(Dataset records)
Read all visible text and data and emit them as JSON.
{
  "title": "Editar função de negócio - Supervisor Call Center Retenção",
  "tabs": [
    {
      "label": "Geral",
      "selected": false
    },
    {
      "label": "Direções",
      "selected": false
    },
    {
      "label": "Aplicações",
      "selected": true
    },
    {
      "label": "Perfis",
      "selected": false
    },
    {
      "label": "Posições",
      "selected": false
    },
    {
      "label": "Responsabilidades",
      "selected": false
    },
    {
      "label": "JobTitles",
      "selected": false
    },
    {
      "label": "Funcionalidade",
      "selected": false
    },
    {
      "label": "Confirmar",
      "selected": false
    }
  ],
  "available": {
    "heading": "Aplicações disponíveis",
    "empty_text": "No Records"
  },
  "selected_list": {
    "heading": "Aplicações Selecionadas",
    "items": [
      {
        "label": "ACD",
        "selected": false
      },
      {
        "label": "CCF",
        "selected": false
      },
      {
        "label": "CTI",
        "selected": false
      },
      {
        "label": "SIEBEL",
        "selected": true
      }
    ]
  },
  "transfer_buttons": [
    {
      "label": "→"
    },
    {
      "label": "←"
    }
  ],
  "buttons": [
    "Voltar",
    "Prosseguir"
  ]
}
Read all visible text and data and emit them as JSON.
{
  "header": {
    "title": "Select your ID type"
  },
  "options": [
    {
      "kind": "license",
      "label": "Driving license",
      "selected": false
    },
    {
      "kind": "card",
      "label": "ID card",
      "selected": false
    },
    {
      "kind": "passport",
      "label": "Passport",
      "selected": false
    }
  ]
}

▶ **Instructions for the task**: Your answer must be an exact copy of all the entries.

▶ **Solution to this problem**:
Read all visible text and data and emit them as JSON.
{
  "title": "Editar função de negócio - Supervisor Call Center Retenção",
  "tabs": [
    {
      "label": "Geral",
      "selected": false
    },
    {
      "label": "Direções",
      "selected": false
    },
    {
      "label": "Aplicações",
      "selected": true
    },
    {
      "label": "Perfis",
      "selected": false
    },
    {
      "label": "Posições",
      "selected": false
    },
    {
      "label": "Responsabilidades",
      "selected": false
    },
    {
      "label": "JobTitles",
      "selected": false
    },
    {
      "label": "Funcionalidade",
      "selected": false
    },
    {
      "label": "Confirmar",
      "selected": false
    }
  ],
  "available": {
    "heading": "Aplicações disponíveis",
    "empty_text": "No Records"
  },
  "selected_list": {
    "heading": "Aplicações Selecionadas",
    "items": [
      {
        "label": "ACD",
        "selected": false
      },
      {
        "label": "CCF",
        "selected": false
      },
      {
        "label": "CTI",
        "selected": false
      },
      {
        "label": "SIEBEL",
        "selected": true
      }
    ]
  },
  "transfer_buttons": [
    {
      "label": "→"
    },
    {
      "label": "←"
    }
  ],
  "buttons": [
    "Voltar",
    "Prosseguir"
  ]
}
Read all visible text and data and emit them as JSON.
{
  "header": {
    "title": "Select your ID type"
  },
  "options": [
    {
      "kind": "license",
      "label": "Driving license",
      "selected": false
    },
    {
      "kind": "card",
      "label": "ID card",
      "selected": false
    },
    {
      "kind": "passport",
      "label": "Passport",
      "selected": false
    }
  ]
}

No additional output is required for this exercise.